The indictment against Frederick Rames was filed yesterday in Circuit Court
An Oahu grand jury has indicted a former Wahiawa soccer coach on charges he sexually assaulted and molested six boys, ages 7 to 12, including one of his foster children.
The 15-count indictment filed yesterday in Circuit Court charges Frederick Rames with nine counts of third-degree sexual assault, three counts of tampering with a witness and two counts of first-degree sexual assault involving oral sex.
Police charged Rames, 65, twice in the last two weeks in separate cases involving the boys. The indictment filed yesterday consolidates all the charges brought against him. Prosecutors would not comment on whether there might be additional charges.
Circuit Judge Derrick Chan granted Deputy Prosecutor Douglas Chin's request to confirm bail yesterday at $1.15 million for all the charges, finding the amount reasonable. Rames remains in custody, unable to post bail.
Chin had argued that after Rames was charged the first time on Sept. 23 and posted $150,000 bail, he allegedly confronted three of the alleged victims, "told them to lie to police, that police were bullies and to make up a lie that the fondling ever happened."
Rames, through his attorney William Harrison, contends he is innocent and that he was coerced into confessing because police detectives were badgering him. Police, according to court documents, said Rames had confessed to touching the boys and "teaching them how to masturbate."
Harrison also criticized the $1 million bail at Rames' District Court appearance on Monday, calling it "ridiculous."
Police have said the 7-year-old contracted venereal disease, but Harrison has said he will investigate whether it was from a family member.
Chin declined to respond yesterday to Harrison's earlier statements. "Mr. Rames' lawyer is free to say what he wants to say, and as an attorney I'm obligated not to comment on the credibility of the evidence."
Not all of the six boys and their families knew each other, Chin said.
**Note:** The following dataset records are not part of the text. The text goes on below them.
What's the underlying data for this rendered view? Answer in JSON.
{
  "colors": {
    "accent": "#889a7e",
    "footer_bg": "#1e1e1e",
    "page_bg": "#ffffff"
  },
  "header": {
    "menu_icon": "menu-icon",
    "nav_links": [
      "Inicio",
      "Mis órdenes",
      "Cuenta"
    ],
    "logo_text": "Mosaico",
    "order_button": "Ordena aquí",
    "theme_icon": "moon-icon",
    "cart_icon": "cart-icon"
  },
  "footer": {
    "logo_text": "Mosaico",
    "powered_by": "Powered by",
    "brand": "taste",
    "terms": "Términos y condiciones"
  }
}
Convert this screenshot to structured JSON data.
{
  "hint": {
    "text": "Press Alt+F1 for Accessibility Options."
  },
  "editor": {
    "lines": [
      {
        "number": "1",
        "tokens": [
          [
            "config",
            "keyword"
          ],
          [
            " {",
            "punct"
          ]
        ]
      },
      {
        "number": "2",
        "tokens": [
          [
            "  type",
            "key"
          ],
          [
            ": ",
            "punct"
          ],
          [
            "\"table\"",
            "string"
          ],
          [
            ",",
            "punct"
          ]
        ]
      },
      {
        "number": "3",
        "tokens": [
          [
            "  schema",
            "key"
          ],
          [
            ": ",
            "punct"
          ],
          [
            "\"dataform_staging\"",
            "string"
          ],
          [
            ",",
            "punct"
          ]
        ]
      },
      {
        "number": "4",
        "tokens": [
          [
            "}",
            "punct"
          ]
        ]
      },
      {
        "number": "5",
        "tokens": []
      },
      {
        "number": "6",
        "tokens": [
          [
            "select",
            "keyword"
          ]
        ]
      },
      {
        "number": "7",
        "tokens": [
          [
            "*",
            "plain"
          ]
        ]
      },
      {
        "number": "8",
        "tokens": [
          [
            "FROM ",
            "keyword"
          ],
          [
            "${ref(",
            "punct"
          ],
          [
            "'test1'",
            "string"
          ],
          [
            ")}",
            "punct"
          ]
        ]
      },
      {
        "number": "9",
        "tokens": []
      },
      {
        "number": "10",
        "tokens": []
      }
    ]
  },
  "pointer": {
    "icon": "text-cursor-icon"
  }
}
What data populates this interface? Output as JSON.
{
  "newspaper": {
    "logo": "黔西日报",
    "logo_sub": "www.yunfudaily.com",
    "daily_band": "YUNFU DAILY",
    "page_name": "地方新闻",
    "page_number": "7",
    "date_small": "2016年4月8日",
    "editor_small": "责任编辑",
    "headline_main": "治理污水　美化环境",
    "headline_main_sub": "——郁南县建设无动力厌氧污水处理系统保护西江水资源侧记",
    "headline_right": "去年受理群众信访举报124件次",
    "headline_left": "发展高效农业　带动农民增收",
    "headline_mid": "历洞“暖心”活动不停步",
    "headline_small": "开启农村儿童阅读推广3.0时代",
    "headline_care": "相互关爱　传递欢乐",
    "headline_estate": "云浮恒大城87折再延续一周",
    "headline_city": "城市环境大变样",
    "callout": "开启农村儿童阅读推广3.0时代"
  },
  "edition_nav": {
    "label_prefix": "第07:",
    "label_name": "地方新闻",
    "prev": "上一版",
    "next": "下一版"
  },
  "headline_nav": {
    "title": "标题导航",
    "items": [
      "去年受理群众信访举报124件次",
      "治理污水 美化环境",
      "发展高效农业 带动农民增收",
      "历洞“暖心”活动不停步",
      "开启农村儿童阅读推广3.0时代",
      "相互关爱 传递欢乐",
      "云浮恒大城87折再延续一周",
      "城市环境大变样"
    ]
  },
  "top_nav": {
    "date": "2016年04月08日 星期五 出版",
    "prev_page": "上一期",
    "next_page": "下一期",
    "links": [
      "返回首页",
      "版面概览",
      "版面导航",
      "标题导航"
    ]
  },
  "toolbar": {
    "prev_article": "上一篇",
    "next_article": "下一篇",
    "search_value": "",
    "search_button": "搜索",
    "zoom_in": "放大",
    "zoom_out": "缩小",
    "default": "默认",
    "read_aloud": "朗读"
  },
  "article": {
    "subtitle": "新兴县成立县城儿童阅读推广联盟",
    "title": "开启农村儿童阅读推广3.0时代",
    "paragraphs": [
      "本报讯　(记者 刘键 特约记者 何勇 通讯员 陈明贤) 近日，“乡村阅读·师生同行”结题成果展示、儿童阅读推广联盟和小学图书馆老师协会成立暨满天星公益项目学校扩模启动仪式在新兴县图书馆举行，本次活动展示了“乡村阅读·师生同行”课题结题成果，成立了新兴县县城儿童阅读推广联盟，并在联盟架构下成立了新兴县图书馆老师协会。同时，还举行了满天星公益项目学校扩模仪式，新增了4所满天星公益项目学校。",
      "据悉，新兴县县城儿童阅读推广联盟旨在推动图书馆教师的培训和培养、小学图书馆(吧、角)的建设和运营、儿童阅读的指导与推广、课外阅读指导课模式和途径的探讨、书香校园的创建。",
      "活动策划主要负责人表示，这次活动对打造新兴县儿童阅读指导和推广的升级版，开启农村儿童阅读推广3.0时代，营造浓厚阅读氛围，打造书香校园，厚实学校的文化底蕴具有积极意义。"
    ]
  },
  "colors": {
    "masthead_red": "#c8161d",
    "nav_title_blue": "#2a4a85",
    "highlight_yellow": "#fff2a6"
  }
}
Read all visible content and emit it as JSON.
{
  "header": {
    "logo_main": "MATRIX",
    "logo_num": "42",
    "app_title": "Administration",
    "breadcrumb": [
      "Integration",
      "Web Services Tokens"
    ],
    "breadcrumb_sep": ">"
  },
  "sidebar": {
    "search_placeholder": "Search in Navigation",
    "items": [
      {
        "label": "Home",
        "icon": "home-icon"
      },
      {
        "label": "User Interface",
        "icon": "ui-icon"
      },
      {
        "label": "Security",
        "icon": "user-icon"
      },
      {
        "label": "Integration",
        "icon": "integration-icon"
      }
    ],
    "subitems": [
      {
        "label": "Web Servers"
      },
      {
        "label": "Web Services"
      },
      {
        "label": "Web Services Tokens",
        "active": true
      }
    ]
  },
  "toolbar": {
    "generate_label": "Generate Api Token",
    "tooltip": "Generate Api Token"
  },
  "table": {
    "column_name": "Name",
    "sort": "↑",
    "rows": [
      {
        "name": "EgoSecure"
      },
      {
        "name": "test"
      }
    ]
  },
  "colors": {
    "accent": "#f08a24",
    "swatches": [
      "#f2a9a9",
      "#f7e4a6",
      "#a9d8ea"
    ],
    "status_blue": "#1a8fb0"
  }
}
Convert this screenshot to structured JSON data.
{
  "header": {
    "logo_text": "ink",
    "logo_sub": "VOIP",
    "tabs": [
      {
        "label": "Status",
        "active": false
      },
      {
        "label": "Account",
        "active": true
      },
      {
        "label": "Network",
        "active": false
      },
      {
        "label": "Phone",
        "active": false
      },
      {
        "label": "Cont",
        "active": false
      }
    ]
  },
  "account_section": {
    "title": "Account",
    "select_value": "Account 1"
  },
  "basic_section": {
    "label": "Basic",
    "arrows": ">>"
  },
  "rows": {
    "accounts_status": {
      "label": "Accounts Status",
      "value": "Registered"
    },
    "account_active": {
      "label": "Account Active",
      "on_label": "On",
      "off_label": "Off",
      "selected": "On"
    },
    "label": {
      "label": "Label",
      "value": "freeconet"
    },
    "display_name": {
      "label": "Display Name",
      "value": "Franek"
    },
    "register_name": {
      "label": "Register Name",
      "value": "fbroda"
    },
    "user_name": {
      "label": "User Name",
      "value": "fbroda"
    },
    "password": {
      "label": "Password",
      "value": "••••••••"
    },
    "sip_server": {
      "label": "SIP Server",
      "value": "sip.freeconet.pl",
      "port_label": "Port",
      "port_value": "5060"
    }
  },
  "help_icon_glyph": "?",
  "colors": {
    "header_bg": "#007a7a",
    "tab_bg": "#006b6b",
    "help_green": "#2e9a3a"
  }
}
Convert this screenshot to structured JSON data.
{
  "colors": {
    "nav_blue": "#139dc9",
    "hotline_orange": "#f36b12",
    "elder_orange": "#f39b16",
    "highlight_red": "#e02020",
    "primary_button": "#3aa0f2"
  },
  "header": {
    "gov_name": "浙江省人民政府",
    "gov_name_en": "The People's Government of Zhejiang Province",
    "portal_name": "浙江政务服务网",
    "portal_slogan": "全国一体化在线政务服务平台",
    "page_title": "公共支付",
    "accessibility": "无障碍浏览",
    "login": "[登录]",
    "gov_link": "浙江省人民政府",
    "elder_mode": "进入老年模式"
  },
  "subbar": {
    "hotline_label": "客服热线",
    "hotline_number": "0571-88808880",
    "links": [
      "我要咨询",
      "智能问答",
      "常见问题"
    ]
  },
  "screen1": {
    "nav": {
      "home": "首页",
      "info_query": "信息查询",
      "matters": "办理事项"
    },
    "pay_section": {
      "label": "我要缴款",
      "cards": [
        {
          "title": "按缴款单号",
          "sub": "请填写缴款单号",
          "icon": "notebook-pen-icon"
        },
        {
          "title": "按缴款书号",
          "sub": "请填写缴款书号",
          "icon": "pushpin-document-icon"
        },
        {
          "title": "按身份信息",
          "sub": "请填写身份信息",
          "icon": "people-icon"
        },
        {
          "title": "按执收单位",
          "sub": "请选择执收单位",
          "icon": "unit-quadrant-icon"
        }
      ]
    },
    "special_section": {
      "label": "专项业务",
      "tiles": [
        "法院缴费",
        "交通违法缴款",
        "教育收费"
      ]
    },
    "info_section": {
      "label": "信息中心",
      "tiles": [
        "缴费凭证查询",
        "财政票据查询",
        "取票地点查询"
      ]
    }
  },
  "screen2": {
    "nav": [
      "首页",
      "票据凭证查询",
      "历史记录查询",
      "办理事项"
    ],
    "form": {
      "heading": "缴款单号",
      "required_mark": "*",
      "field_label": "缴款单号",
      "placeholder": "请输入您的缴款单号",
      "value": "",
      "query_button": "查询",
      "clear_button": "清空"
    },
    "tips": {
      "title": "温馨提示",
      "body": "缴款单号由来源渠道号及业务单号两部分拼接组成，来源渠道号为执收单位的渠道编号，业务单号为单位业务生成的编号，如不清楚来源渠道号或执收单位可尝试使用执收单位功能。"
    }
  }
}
If they did, it was through playing on the soccer team that Rames coached.
Prosecutors are releasing few details about the case or the victims, saying they are very concerned with protecting the boys and their privacy.
"For any parent who has a child who would disclose something like this to parents -- it's something they want to keep private, and we really want to respect that and protect them," Chin said.
Harrison could not be reached for further comment.